Yoga lovers, you’re looking at a way to get optimal rest with your fave kind of workout. It’s not actually sleeping, though. It’s a state where you’re in total mind and body relaxation, and you’re aware the entire time. Dr Jeevanan says yogic sleep is “a state that you achieve between sleep and wakefulness.” He goes on to explain that “it’s designed to evoke a feeling of calm and relaxation almost similar to meditation”. He totally recommends doing this if you’re already into yoga and meditation, claiming it to work really well to have better sleep health. He suggests taking around 15 to 45 minutes every day to practice yogic sleep, preferably before bedtime.
What about essential oils? Do they help with sleep health? Answer: Yes! If you find a scent or natural remedy that works for you. Dr Jeevanan says while there isn’t any scientific evidence on how natural remedies help you sleep better, they do seem to work for some people. And there’s no harm in doing it because there are pretty much no side effects to it. Some common natural remedies that are used to get you sleepy are diffusing lavender scents, taking warm baths and drinking chamomile tea. Already feeling relaxed reading this? Us, too.
Like binge sleeping, this doesn’t work if you decide to sleep the entire day because you didn’t get enough sleep the day before. It could mess up your circadian rhythm (a.k.a. your biological clock!), Dr Jeevanan explains. He says if you really want it to work to your advantage, look at sleep vacation as a time to train yourself to make sure you get seven to nine hours of sleep every night. Come up with a sleep routine, like taking a bath and dimming the lights so that you can condition yourself to get to bed by 10pm. The idea is getting yourself into a routine and continuing the habit after the sleep vacation.

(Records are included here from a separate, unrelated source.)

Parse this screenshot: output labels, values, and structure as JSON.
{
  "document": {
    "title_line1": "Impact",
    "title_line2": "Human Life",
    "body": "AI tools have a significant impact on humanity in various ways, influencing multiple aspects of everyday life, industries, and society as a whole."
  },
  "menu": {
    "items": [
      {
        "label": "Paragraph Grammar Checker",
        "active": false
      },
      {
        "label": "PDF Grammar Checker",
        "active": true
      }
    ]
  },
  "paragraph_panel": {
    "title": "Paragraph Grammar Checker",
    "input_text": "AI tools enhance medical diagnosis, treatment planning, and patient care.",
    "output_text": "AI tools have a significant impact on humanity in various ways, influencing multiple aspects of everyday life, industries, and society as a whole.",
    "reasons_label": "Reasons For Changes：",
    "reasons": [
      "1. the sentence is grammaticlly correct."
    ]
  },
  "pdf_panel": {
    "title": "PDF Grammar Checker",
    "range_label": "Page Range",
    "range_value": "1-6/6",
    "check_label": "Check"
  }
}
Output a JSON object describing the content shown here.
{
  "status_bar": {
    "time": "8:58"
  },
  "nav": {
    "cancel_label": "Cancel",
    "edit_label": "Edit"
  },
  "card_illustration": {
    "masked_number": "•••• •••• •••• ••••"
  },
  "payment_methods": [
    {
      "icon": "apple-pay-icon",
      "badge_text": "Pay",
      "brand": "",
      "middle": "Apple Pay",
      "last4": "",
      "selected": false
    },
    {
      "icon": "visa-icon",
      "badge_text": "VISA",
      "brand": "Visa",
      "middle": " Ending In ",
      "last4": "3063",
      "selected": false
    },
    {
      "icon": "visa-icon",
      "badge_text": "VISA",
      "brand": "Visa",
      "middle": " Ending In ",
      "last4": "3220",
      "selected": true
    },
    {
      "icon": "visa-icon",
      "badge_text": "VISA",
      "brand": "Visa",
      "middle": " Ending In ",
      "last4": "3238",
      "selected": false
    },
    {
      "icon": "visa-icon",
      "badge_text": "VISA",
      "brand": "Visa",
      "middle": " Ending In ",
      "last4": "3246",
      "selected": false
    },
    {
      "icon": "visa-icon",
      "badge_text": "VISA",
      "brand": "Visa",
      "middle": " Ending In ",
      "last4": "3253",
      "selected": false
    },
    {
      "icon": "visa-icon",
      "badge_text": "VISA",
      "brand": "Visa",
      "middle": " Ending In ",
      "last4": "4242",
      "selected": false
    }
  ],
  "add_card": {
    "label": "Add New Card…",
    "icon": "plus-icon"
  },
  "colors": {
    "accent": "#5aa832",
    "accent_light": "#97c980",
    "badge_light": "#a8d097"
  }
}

We mentioned how this is becoming a growing search term and it’s because people are getting woke about sleep health. It’s about doing a combination of all the tips mentioned to get enough hours of sleep a day, and making sure we sleep and wake up at the same time every day. More tips? Avoid caffeine and chocolates, maintain a healthy diet, exercise, do yoga and lessen screen time with blue light (use night mode or screen protectors!). Dr Jeevanan especially recommends breathing well through your nose with your mouth closed, both when you’re awake and asleep.